Autumn does not signal the end of blooming flowers. There are a number of late-bloom plants that provide colour and fragrance to autumn gardens. Chrysanthemums, gladiolus and cockscombs all bloom in the fall. These autumn flowers will tolerate cooler temperatures and mild frosts.
Chrysanthemums will bloom in late summer until the first hard frost or freeze of late autumn. They are propagated by seeds, cuttings or plant divisions. Chrysanthemums are easy to care for with regular watering and fertilisation. They come in a wide variety of colours ranging from white to pink, purple to red and yellow to orange. The blossoms are typically rounded but a few varieties have flat, daisy like blooms.
Gladiolus are easy to care for flowers. They are propagated by corms: bulblike structures. Gladiolus are planted in the late spring for late summer through fall blooms. There is an enormous array of colours and colour combinations available. The only colour not available is blue. Gladiolus will die back after a hard freeze. Dig the bulbs to store over winter for use the next growing season.

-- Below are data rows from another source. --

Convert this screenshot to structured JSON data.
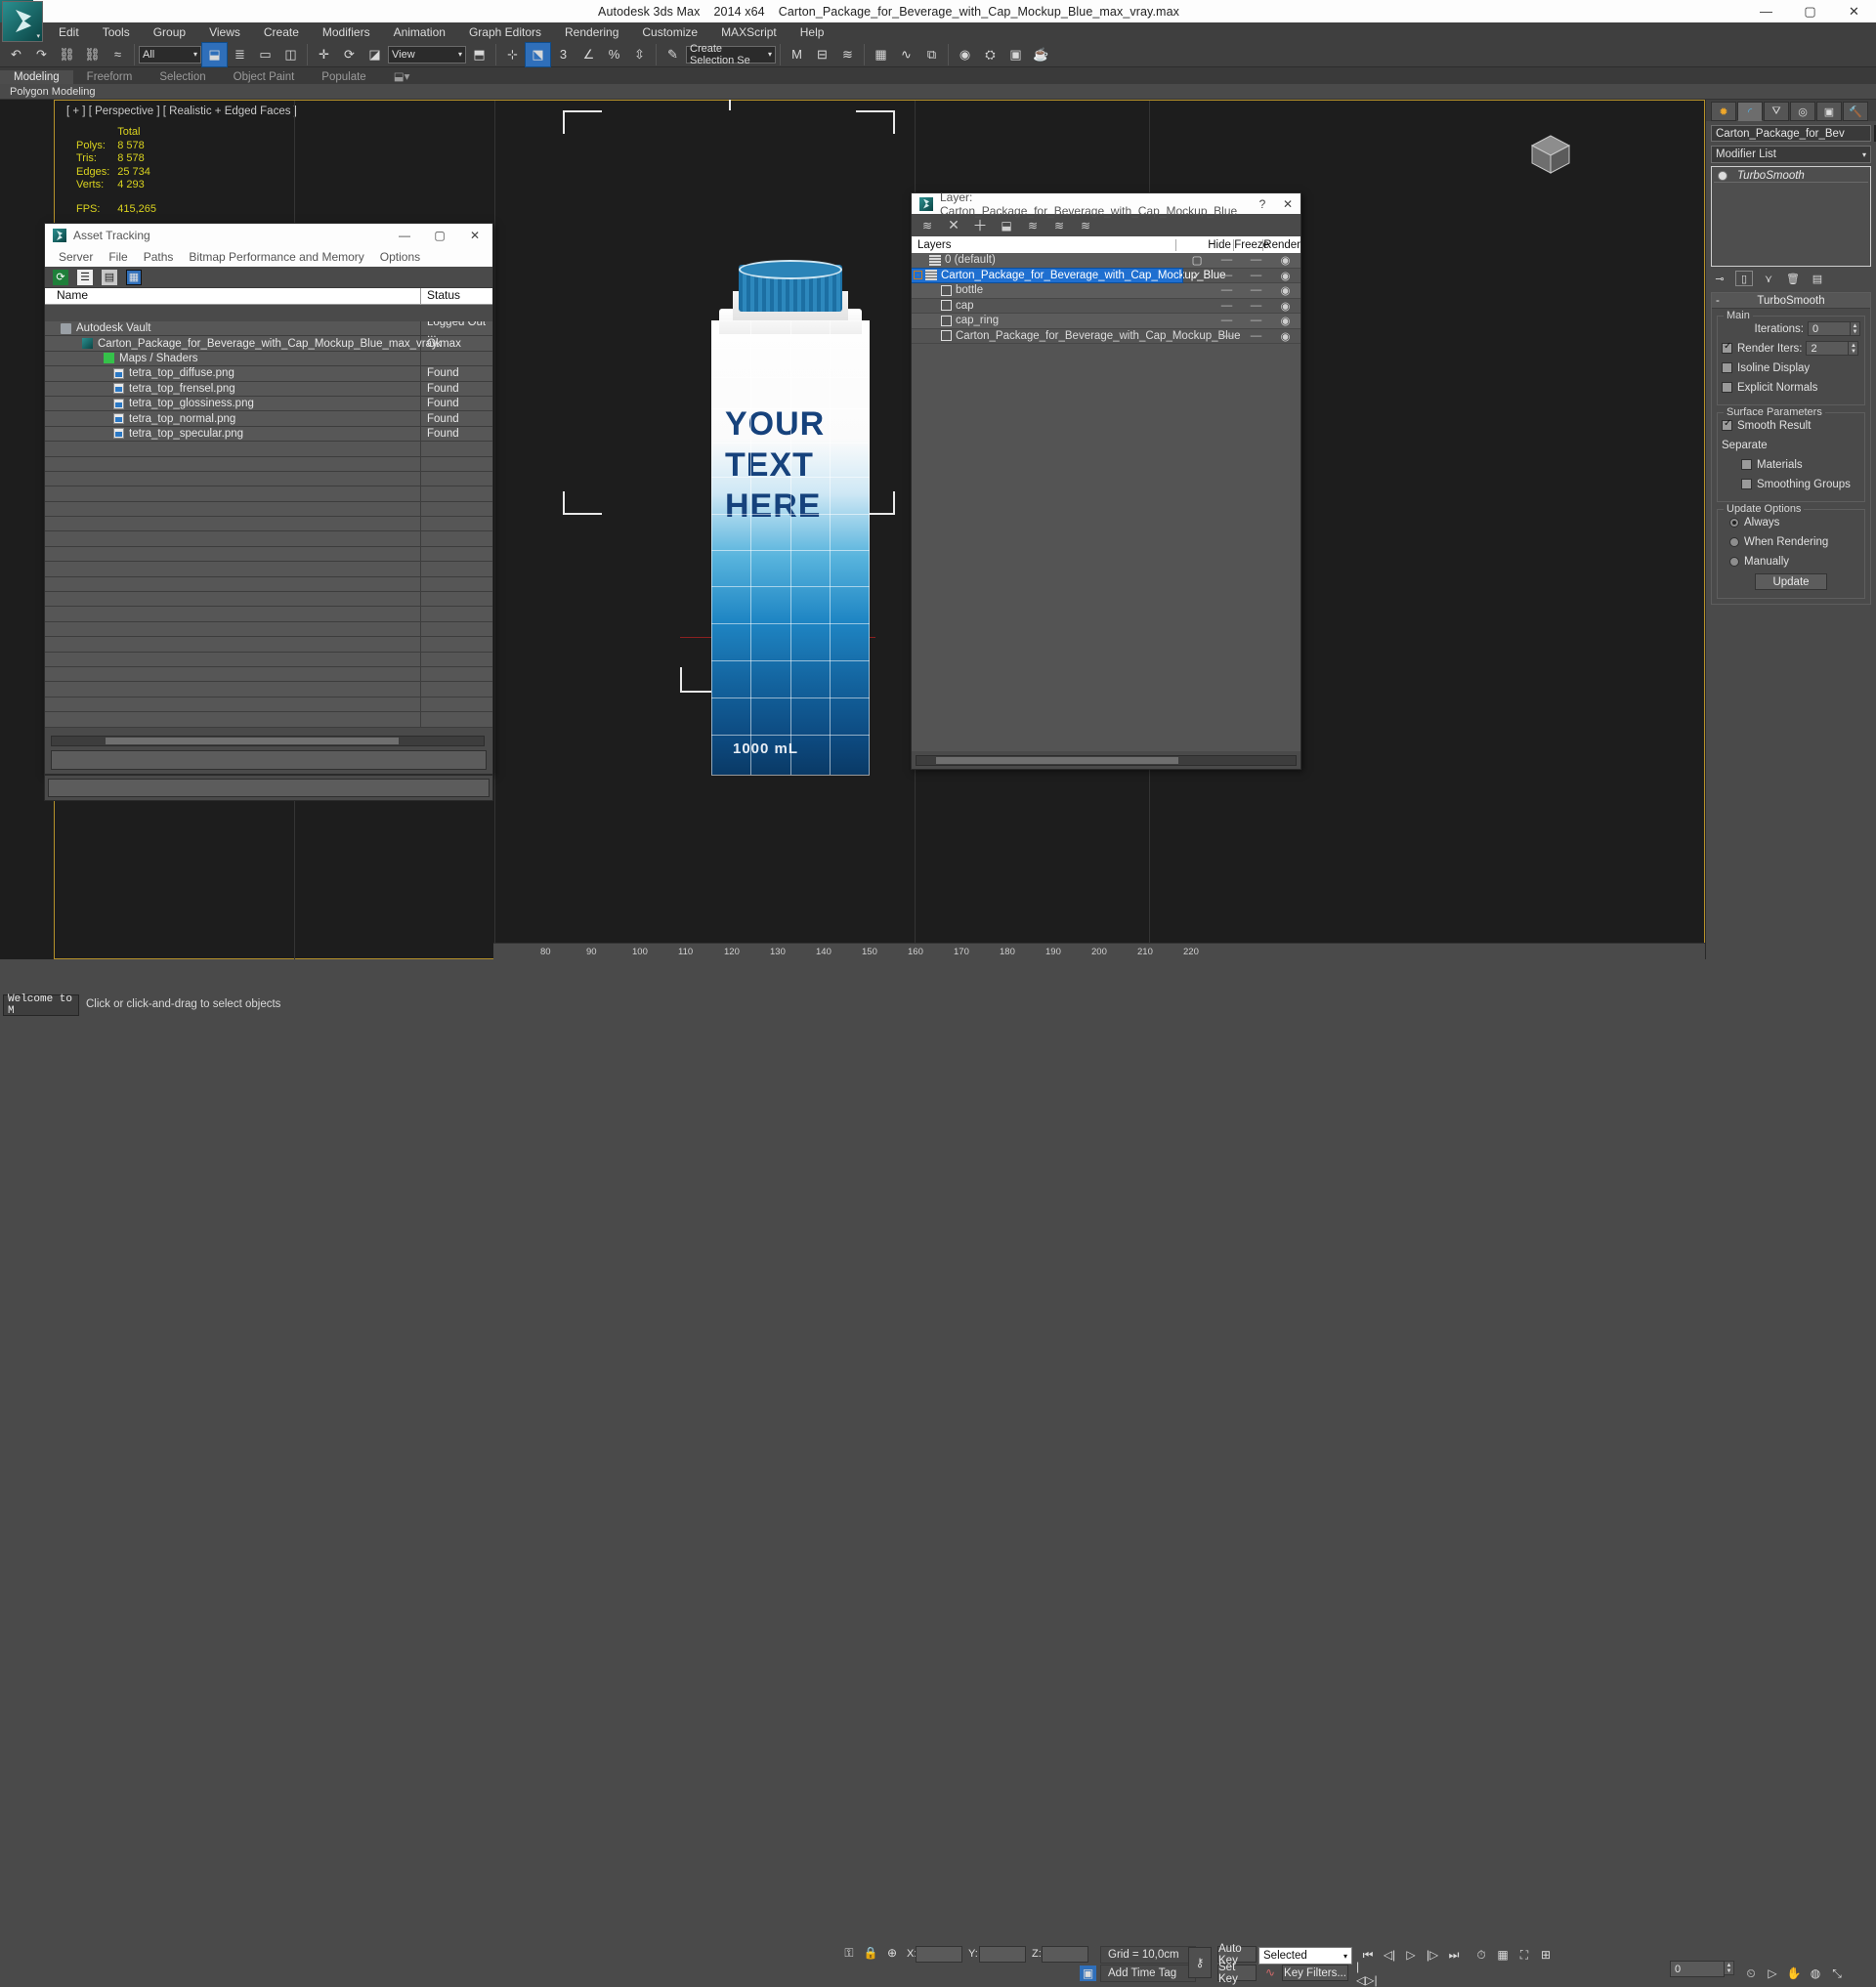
{
  "titlebar": {
    "app": "Autodesk 3ds Max",
    "version": "2014 x64",
    "file": "Carton_Package_for_Beverage_with_Cap_Mockup_Blue_max_vray.max",
    "minimize": "—",
    "maximize": "▢",
    "close": "✕"
  },
  "menu": {
    "items": [
      "Edit",
      "Tools",
      "Group",
      "Views",
      "Create",
      "Modifiers",
      "Animation",
      "Graph Editors",
      "Rendering",
      "Customize",
      "MAXScript",
      "Help"
    ]
  },
  "toolbar": {
    "selection_filter": "All",
    "reference_coord": "View",
    "named_selection_set": "Create Selection Se",
    "percent_label": "%",
    "angle_label": "3"
  },
  "ribbon": {
    "tabs": [
      "Modeling",
      "Freeform",
      "Selection",
      "Object Paint",
      "Populate"
    ],
    "active_tab": "Modeling",
    "subtitle": "Polygon Modeling"
  },
  "viewport": {
    "label": "[ + ] [ Perspective ] [ Realistic + Edged Faces ]",
    "stats_header": "Total",
    "stats": [
      {
        "label": "Polys:",
        "value": "8 578"
      },
      {
        "label": "Tris:",
        "value": "8 578"
      },
      {
        "label": "Edges:",
        "value": "25 734"
      },
      {
        "label": "Verts:",
        "value": "4 293"
      },
      {
        "label": "FPS:",
        "value": "415,265"
      }
    ],
    "carton_text_lines": [
      "YOUR",
      "TEXT",
      "HERE"
    ],
    "carton_volume": "1000 mL"
  },
  "asset_tracking": {
    "title": "Asset Tracking",
    "min": "—",
    "max": "▢",
    "close": "✕",
    "menu": [
      "Server",
      "File",
      "Paths",
      "Bitmap Performance and Memory",
      "Options"
    ],
    "columns": [
      "Name",
      "Status"
    ],
    "rows": [
      {
        "name": "Autodesk Vault",
        "status": "Logged Out ...",
        "icon": "vault-icon",
        "indent": 1
      },
      {
        "name": "Carton_Package_for_Beverage_with_Cap_Mockup_Blue_max_vray.max",
        "status": "Ok",
        "icon": "max-file-icon",
        "indent": 2
      },
      {
        "name": "Maps / Shaders",
        "status": "",
        "icon": "maps-icon",
        "indent": 3
      },
      {
        "name": "tetra_top_diffuse.png",
        "status": "Found",
        "icon": "png-icon",
        "indent": 4
      },
      {
        "name": "tetra_top_frensel.png",
        "status": "Found",
        "icon": "png-icon",
        "indent": 4
      },
      {
        "name": "tetra_top_glossiness.png",
        "status": "Found",
        "icon": "png-icon",
        "indent": 4
      },
      {
        "name": "tetra_top_normal.png",
        "status": "Found",
        "icon": "png-icon",
        "indent": 4
      },
      {
        "name": "tetra_top_specular.png",
        "status": "Found",
        "icon": "png-icon",
        "indent": 4
      }
    ]
  },
  "layer_window": {
    "title": "Layer: Carton_Package_for_Beverage_with_Cap_Mockup_Blue",
    "help": "?",
    "close": "✕",
    "columns": {
      "layers": "Layers",
      "hide": "Hide",
      "freeze": "Freeze",
      "render": "Render"
    },
    "rows": [
      {
        "name": "0 (default)",
        "type": "layer",
        "indent": 1,
        "expand": "",
        "mark": "▢",
        "hide": "—",
        "freeze": "—",
        "render": "◉",
        "selected": false
      },
      {
        "name": "Carton_Package_for_Beverage_with_Cap_Mockup_Blue",
        "type": "layer",
        "indent": 0,
        "expand": "-",
        "mark": "✓",
        "hide": "—",
        "freeze": "—",
        "render": "◉",
        "selected": true
      },
      {
        "name": "bottle",
        "type": "object",
        "indent": 2,
        "expand": "",
        "mark": "",
        "hide": "—",
        "freeze": "—",
        "render": "◉",
        "selected": false
      },
      {
        "name": "cap",
        "type": "object",
        "indent": 2,
        "expand": "",
        "mark": "",
        "hide": "—",
        "freeze": "—",
        "render": "◉",
        "selected": false
      },
      {
        "name": "cap_ring",
        "type": "object",
        "indent": 2,
        "expand": "",
        "mark": "",
        "hide": "—",
        "freeze": "—",
        "render": "◉",
        "selected": false
      },
      {
        "name": "Carton_Package_for_Beverage_with_Cap_Mockup_Blue",
        "type": "object",
        "indent": 2,
        "expand": "",
        "mark": "",
        "hide": "—",
        "freeze": "—",
        "render": "◉",
        "selected": false
      }
    ]
  },
  "command_panel": {
    "object_name": "Carton_Package_for_Bev",
    "object_color": "#5fc2c2",
    "modifier_list": "Modifier List",
    "stack": [
      "TurboSmooth"
    ],
    "rollout_title": "TurboSmooth",
    "rollout_minus": "-",
    "main_group": "Main",
    "iterations_label": "Iterations:",
    "iterations_value": "0",
    "render_iters_label": "Render Iters:",
    "render_iters_value": "2",
    "render_iters_checked": true,
    "isoline_display": "Isoline Display",
    "isoline_checked": false,
    "explicit_normals": "Explicit Normals",
    "explicit_checked": false,
    "surface_group": "Surface Parameters",
    "smooth_result": "Smooth Result",
    "smooth_checked": true,
    "separate_label": "Separate",
    "materials_label": "Materials",
    "materials_checked": false,
    "smoothing_groups_label": "Smoothing Groups",
    "smoothing_groups_checked": false,
    "update_group": "Update Options",
    "update_options": [
      {
        "label": "Always",
        "on": true
      },
      {
        "label": "When Rendering",
        "on": false
      },
      {
        "label": "Manually",
        "on": false
      }
    ],
    "update_button": "Update"
  },
  "ruler": {
    "ticks": [
      "80",
      "90",
      "100",
      "110",
      "120",
      "130",
      "140",
      "150",
      "160",
      "170",
      "180",
      "190",
      "200",
      "210",
      "220"
    ]
  },
  "statusbar": {
    "welcome": "Welcome to M",
    "prompt": "Click or click-and-drag to select objects",
    "x_label": "X:",
    "x_value": "",
    "y_label": "Y:",
    "y_value": "",
    "z_label": "Z:",
    "z_value": "",
    "grid": "Grid = 10,0cm",
    "add_time_tag": "Add Time Tag",
    "auto_key": "Auto Key",
    "set_key": "Set Key",
    "key_filters": "Key Filters...",
    "selection_mode": "Selected",
    "frame_value": "0"
  }
}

Cockscomb is so named because many of the blooms resemble the comb of a rooster. There is one variety that appears feathery. Both come in bright red, pink, yellow and orange blooms. Cockscomb is an annual that is propagated by seed. It is best to start them in a greenhouse and transplant the seedlings into a flower bed. Cockscomb grows up to 3 feet tall.